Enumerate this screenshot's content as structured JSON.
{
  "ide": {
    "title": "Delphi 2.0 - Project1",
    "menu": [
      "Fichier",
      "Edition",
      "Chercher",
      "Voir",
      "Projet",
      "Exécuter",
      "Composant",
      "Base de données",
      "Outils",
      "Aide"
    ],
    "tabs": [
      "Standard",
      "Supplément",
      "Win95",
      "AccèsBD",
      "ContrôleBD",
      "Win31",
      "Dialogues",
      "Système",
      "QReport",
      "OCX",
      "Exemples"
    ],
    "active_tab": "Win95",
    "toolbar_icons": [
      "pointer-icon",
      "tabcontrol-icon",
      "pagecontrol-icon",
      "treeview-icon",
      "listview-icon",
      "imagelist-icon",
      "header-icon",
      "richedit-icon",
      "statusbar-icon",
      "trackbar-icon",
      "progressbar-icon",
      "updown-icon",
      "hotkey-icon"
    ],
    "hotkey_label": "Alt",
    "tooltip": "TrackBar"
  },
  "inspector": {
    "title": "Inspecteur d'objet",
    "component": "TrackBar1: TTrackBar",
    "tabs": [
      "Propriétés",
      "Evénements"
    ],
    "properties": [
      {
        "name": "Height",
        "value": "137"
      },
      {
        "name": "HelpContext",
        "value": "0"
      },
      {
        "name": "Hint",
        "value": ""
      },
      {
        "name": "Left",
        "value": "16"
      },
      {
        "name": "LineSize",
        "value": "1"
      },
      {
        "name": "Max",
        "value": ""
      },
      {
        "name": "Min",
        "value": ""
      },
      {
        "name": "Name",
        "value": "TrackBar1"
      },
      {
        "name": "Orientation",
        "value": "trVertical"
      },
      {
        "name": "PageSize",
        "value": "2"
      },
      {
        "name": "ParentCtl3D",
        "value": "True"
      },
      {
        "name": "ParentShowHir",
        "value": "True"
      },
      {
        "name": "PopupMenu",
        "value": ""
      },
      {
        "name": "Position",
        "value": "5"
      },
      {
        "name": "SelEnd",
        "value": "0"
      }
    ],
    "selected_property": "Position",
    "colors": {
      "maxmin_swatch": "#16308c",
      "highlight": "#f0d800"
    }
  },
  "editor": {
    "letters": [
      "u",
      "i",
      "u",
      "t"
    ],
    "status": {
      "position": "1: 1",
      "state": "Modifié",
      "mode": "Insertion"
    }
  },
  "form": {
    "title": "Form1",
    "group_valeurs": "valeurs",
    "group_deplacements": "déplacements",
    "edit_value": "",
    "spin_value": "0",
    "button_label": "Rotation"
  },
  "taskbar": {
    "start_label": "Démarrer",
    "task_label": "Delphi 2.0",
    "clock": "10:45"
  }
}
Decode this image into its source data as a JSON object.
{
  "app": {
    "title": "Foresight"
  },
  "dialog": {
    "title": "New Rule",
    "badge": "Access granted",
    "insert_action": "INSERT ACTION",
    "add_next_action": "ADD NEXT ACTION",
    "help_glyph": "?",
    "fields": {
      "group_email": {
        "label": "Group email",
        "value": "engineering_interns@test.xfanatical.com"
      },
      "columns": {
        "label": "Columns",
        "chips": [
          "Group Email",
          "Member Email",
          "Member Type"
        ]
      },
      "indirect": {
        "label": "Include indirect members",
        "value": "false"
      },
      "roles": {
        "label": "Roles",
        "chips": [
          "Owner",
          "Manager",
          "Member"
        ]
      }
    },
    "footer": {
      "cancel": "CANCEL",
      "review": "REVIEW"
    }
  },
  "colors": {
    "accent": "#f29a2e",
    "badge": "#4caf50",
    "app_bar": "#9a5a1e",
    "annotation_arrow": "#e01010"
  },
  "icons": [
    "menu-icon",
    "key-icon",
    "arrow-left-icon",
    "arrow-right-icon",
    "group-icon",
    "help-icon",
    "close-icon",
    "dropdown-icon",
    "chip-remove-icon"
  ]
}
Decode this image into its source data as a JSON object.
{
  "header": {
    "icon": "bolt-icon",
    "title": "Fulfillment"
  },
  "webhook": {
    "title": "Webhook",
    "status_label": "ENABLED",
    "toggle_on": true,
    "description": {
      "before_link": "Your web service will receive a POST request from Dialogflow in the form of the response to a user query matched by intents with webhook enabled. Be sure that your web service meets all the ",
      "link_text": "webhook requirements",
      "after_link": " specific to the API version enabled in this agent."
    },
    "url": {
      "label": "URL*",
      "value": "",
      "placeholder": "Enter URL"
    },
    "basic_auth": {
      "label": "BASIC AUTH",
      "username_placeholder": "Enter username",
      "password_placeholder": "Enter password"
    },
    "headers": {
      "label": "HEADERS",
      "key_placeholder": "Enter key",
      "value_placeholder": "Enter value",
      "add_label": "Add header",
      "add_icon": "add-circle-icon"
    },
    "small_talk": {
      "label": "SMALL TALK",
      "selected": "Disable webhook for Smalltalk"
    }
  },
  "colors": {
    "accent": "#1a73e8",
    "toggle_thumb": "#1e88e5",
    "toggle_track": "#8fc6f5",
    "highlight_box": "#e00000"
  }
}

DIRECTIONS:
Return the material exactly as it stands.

ANSWER FOR THE TASK:
Enumerate this screenshot's content as structured JSON.
{
  "ide": {
    "title": "Delphi 2.0 - Project1",
    "menu": [
      "Fichier",
      "Edition",
      "Chercher",
      "Voir",
      "Projet",
      "Exécuter",
      "Composant",
      "Base de données",
      "Outils",
      "Aide"
    ],
    "tabs": [
      "Standard",
      "Supplément",
      "Win95",
      "AccèsBD",
      "ContrôleBD",
      "Win31",
      "Dialogues",
      "Système",
      "QReport",
      "OCX",
      "Exemples"
    ],
    "active_tab": "Win95",
    "toolbar_icons": [
      "pointer-icon",
      "tabcontrol-icon",
      "pagecontrol-icon",
      "treeview-icon",
      "listview-icon",
      "imagelist-icon",
      "header-icon",
      "richedit-icon",
      "statusbar-icon",
      "trackbar-icon",
      "progressbar-icon",
      "updown-icon",
      "hotkey-icon"
    ],
    "hotkey_label": "Alt",
    "tooltip": "TrackBar"
  },
  "inspector": {
    "title": "Inspecteur d'objet",
    "component": "TrackBar1: TTrackBar",
    "tabs": [
      "Propriétés",
      "Evénements"
    ],
    "properties": [
      {
        "name": "Height",
        "value": "137"
      },
      {
        "name": "HelpContext",
        "value": "0"
      },
      {
        "name": "Hint",
        "value": ""
      },
      {
        "name": "Left",
        "value": "16"
      },
      {
        "name": "LineSize",
        "value": "1"
      },
      {
        "name": "Max",
        "value": ""
      },
      {
        "name": "Min",
        "value": ""
      },
      {
        "name": "Name",
        "value": "TrackBar1"
      },
      {
        "name": "Orientation",
        "value": "trVertical"
      },
      {
        "name": "PageSize",
        "value": "2"
      },
      {
        "name": "ParentCtl3D",
        "value": "True"
      },
      {
        "name": "ParentShowHir",
        "value": "True"
      },
      {
        "name": "PopupMenu",
        "value": ""
      },
      {
        "name": "Position",
        "value": "5"
      },
      {
        "name": "SelEnd",
        "value": "0"
      }
    ],
    "selected_property": "Position",
    "colors": {
      "maxmin_swatch": "#16308c",
      "highlight": "#f0d800"
    }
  },
  "editor": {
    "letters": [
      "u",
      "i",
      "u",
      "t"
    ],
    "status": {
      "position": "1: 1",
      "state": "Modifié",
      "mode": "Insertion"
    }
  },
  "form": {
    "title": "Form1",
    "group_valeurs": "valeurs",
    "group_deplacements": "déplacements",
    "edit_value": "",
    "spin_value": "0",
    "button_label": "Rotation"
  },
  "taskbar": {
    "start_label": "Démarrer",
    "task_label": "Delphi 2.0",
    "clock": "10:45"
  }
}
Decode this image into its source data as a JSON object.
{
  "app": {
    "title": "Foresight"
  },
  "dialog": {
    "title": "New Rule",
    "badge": "Access granted",
    "insert_action": "INSERT ACTION",
    "add_next_action": "ADD NEXT ACTION",
    "help_glyph": "?",
    "fields": {
      "group_email": {
        "label": "Group email",
        "value": "engineering_interns@test.xfanatical.com"
      },
      "columns": {
        "label": "Columns",
        "chips": [
          "Group Email",
          "Member Email",
          "Member Type"
        ]
      },
      "indirect": {
        "label": "Include indirect members",
        "value": "false"
      },
      "roles": {
        "label": "Roles",
        "chips": [
          "Owner",
          "Manager",
          "Member"
        ]
      }
    },
    "footer": {
      "cancel": "CANCEL",
      "review": "REVIEW"
    }
  },
  "colors": {
    "accent": "#f29a2e",
    "badge": "#4caf50",
    "app_bar": "#9a5a1e",
    "annotation_arrow": "#e01010"
  },
  "icons": [
    "menu-icon",
    "key-icon",
    "arrow-left-icon",
    "arrow-right-icon",
    "group-icon",
    "help-icon",
    "close-icon",
    "dropdown-icon",
    "chip-remove-icon"
  ]
}
Decode this image into its source data as a JSON object.
{
  "header": {
    "icon": "bolt-icon",
    "title": "Fulfillment"
  },
  "webhook": {
    "title": "Webhook",
    "status_label": "ENABLED",
    "toggle_on": true,
    "description": {
      "before_link": "Your web service will receive a POST request from Dialogflow in the form of the response to a user query matched by intents with webhook enabled. Be sure that your web service meets all the ",
      "link_text": "webhook requirements",
      "after_link": " specific to the API version enabled in this agent."
    },
    "url": {
      "label": "URL*",
      "value": "",
      "placeholder": "Enter URL"
    },
    "basic_auth": {
      "label": "BASIC AUTH",
      "username_placeholder": "Enter username",
      "password_placeholder": "Enter password"
    },
    "headers": {
      "label": "HEADERS",
      "key_placeholder": "Enter key",
      "value_placeholder": "Enter value",
      "add_label": "Add header",
      "add_icon": "add-circle-icon"
    },
    "small_talk": {
      "label": "SMALL TALK",
      "selected": "Disable webhook for Smalltalk"
    }
  },
  "colors": {
    "accent": "#1a73e8",
    "toggle_thumb": "#1e88e5",
    "toggle_track": "#8fc6f5",
    "highlight_box": "#e00000"
  }
}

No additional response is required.